- _Exercise input_:
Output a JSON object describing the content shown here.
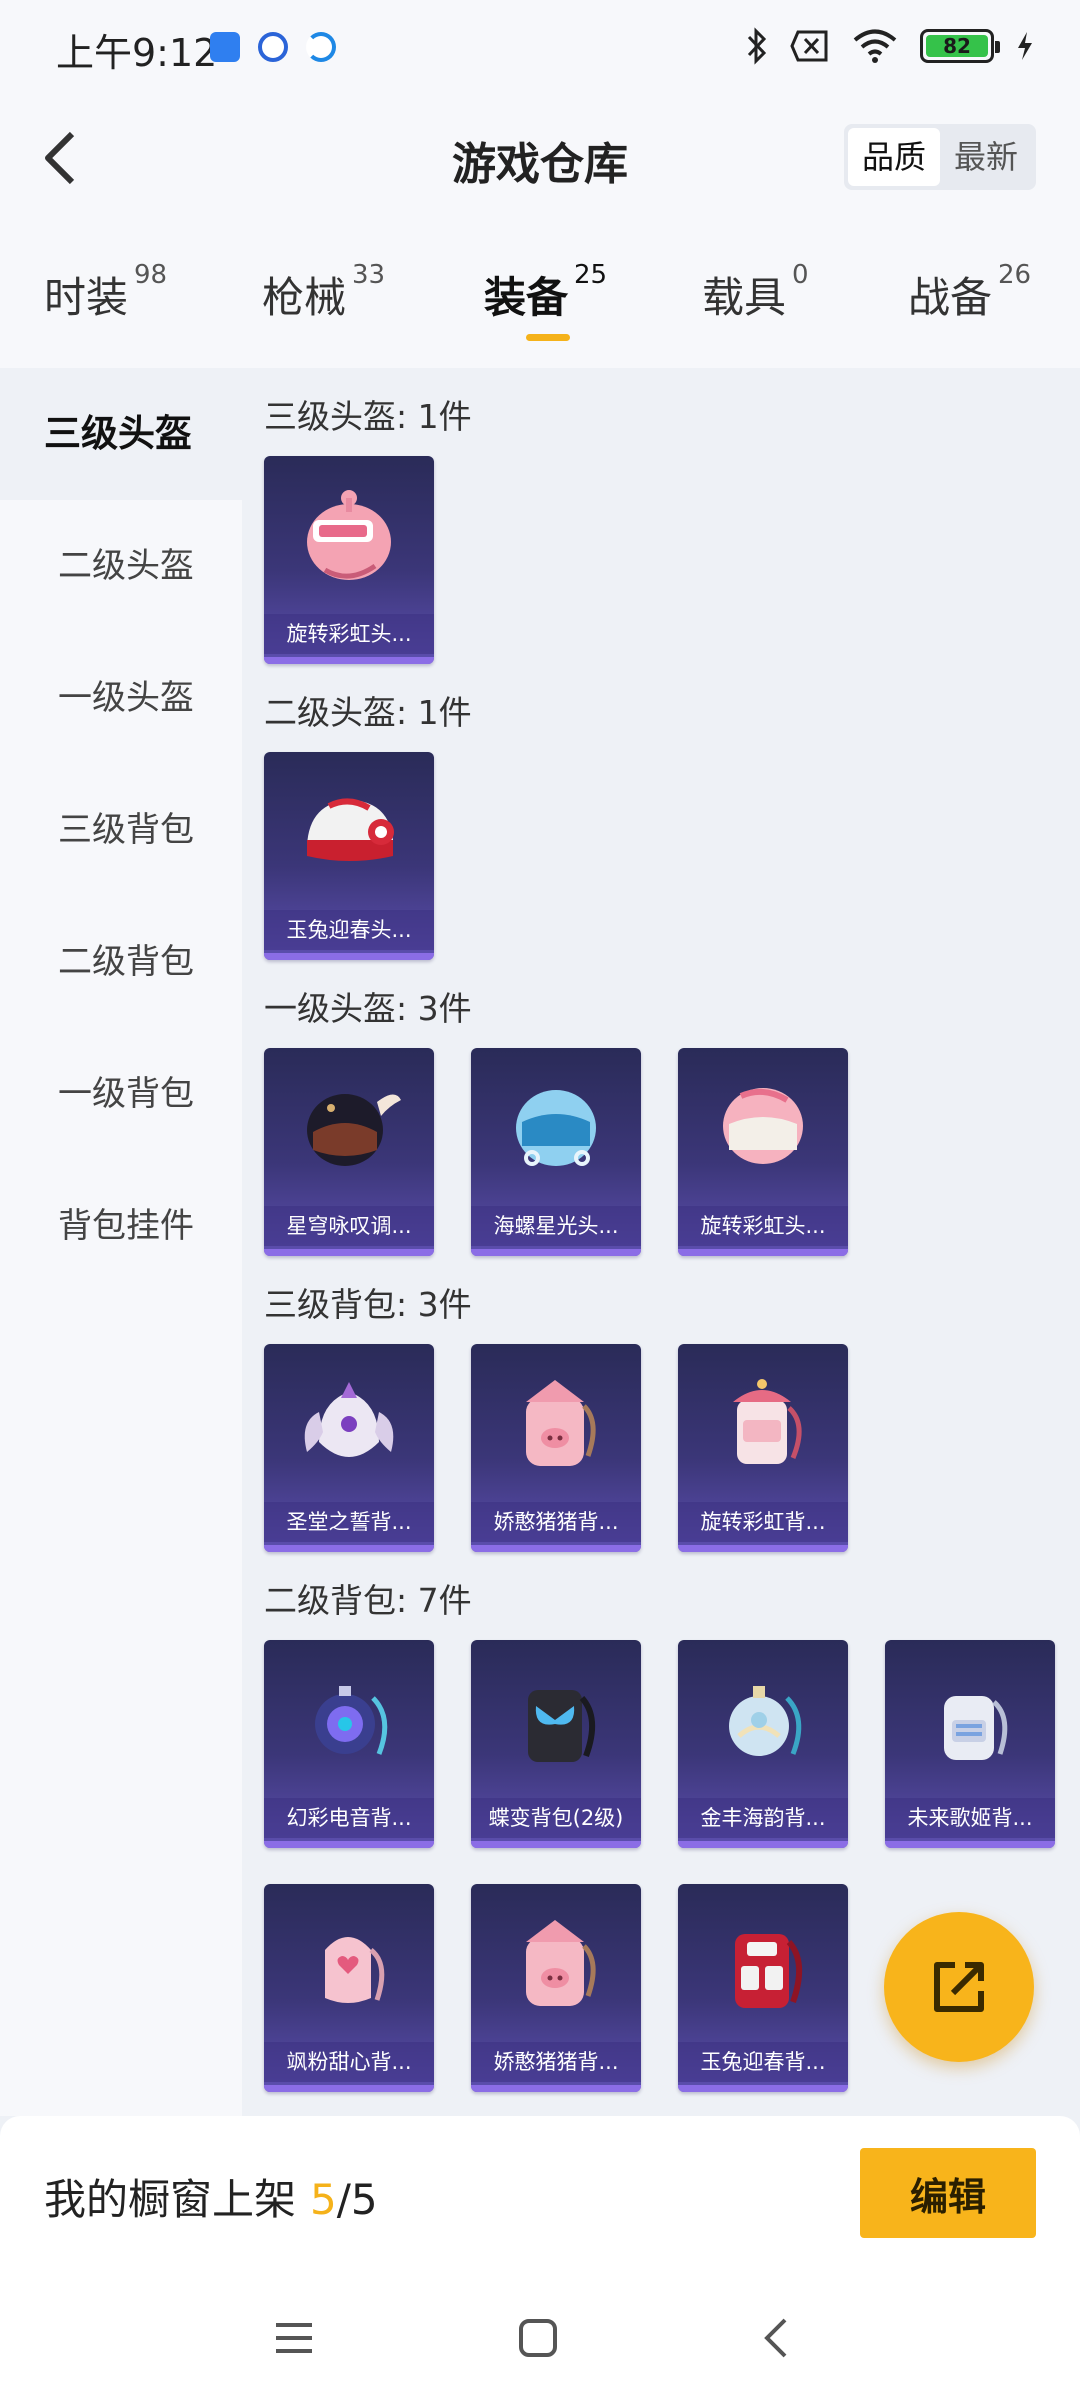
{
  "status_bar": {
    "time": "上午9:12",
    "battery": "82"
  },
  "header": {
    "title": "游戏仓库",
    "sort_options": [
      "品质",
      "最新"
    ],
    "sort_active": "品质"
  },
  "tabs": [
    {
      "label": "时装",
      "count": "98"
    },
    {
      "label": "枪械",
      "count": "33"
    },
    {
      "label": "装备",
      "count": "25",
      "active": true
    },
    {
      "label": "载具",
      "count": "0"
    },
    {
      "label": "战备",
      "count": "26"
    }
  ],
  "sidebar": {
    "items": [
      "三级头盔",
      "二级头盔",
      "一级头盔",
      "三级背包",
      "二级背包",
      "一级背包",
      "背包挂件"
    ],
    "active": "三级头盔"
  },
  "sections": [
    {
      "title": "三级头盔: 1件",
      "items": [
        {
          "name": "旋转彩虹头...",
          "icon": "pink-helmet-visor-icon"
        }
      ]
    },
    {
      "title": "二级头盔: 1件",
      "items": [
        {
          "name": "玉兔迎春头...",
          "icon": "red-white-helmet-icon"
        }
      ]
    },
    {
      "title": "一级头盔: 3件",
      "items": [
        {
          "name": "星穹咏叹调...",
          "icon": "dark-winged-helmet-icon"
        },
        {
          "name": "海螺星光头...",
          "icon": "blue-helmet-icon"
        },
        {
          "name": "旋转彩虹头...",
          "icon": "pink-helmet-icon"
        }
      ]
    },
    {
      "title": "三级背包: 3件",
      "items": [
        {
          "name": "圣堂之誓背...",
          "icon": "winged-backpack-icon"
        },
        {
          "name": "娇憨猪猪背...",
          "icon": "pig-backpack-icon"
        },
        {
          "name": "旋转彩虹背...",
          "icon": "carousel-backpack-icon"
        }
      ]
    },
    {
      "title": "二级背包: 7件",
      "items": [
        {
          "name": "幻彩电音背...",
          "icon": "round-speaker-backpack-icon"
        },
        {
          "name": "蝶变背包(2级)",
          "icon": "butterfly-backpack-icon"
        },
        {
          "name": "金丰海韵背...",
          "icon": "globe-backpack-icon"
        },
        {
          "name": "未来歌姬背...",
          "icon": "white-backpack-icon"
        },
        {
          "name": "飒粉甜心背...",
          "icon": "pink-heart-backpack-icon"
        },
        {
          "name": "娇憨猪猪背...",
          "icon": "pig-backpack-icon"
        },
        {
          "name": "玉兔迎春背...",
          "icon": "red-backpack-icon"
        }
      ]
    }
  ],
  "bottom_bar": {
    "label": "我的橱窗上架",
    "count_current": "5",
    "count_total": "/5",
    "edit_label": "编辑"
  },
  "colors": {
    "accent": "#f8b41b",
    "card_bg": "#3b3678",
    "background": "#eef1f6"
  }
}
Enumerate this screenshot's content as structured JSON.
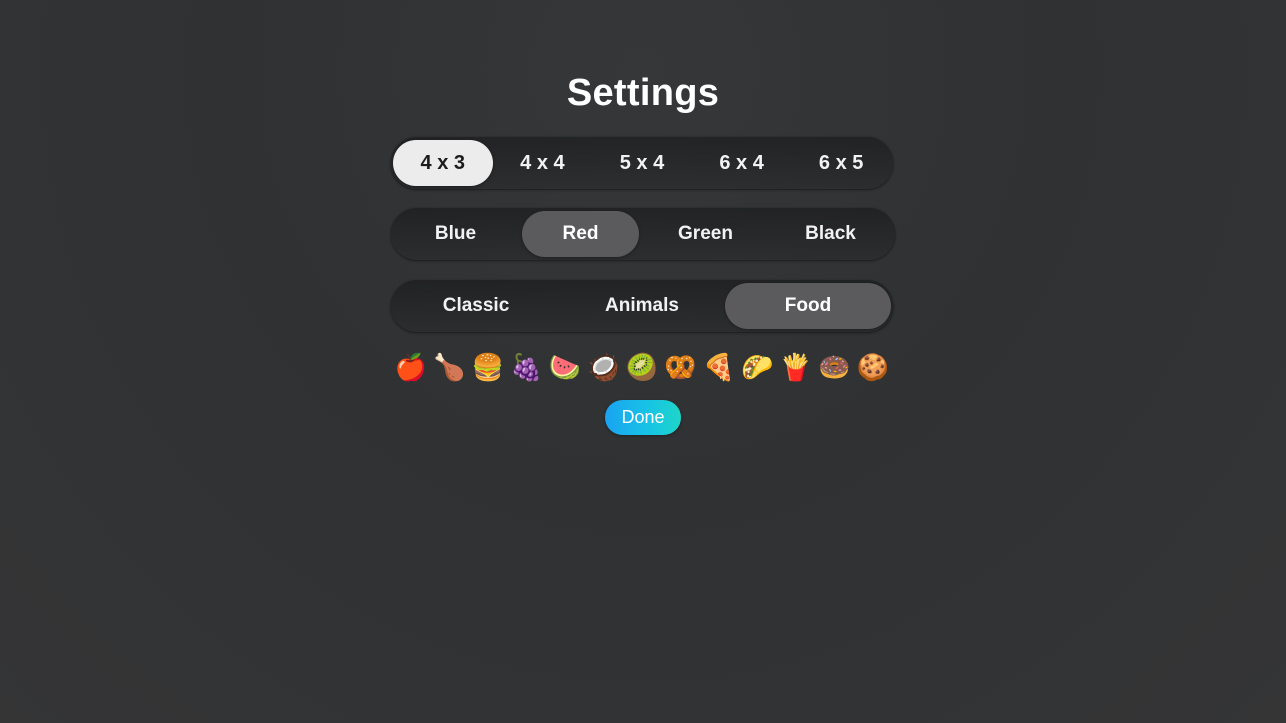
{
  "title": "Settings",
  "grid_sizes": {
    "options": [
      "4 x 3",
      "4 x 4",
      "5 x 4",
      "6 x 4",
      "6 x 5"
    ],
    "selected": "4 x 3"
  },
  "card_colors": {
    "options": [
      "Blue",
      "Red",
      "Green",
      "Black"
    ],
    "selected": "Red"
  },
  "themes": {
    "options": [
      "Classic",
      "Animals",
      "Food"
    ],
    "selected": "Food"
  },
  "theme_preview": [
    "🍎",
    "🍗",
    "🍔",
    "🍇",
    "🍉",
    "🥥",
    "🥝",
    "🥨",
    "🍕",
    "🌮",
    "🍟",
    "🍩",
    "🍪"
  ],
  "done_label": "Done",
  "colors": {
    "background": "#303234",
    "selected_light": "#ececec",
    "selected_dark": "#5b5b5d",
    "done_gradient_start": "#1aa3f0",
    "done_gradient_end": "#1ed6c8"
  }
}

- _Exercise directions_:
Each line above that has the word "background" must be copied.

- _Answer to this problem_:
    "background": "#eef1f6"
    "background": "#303234",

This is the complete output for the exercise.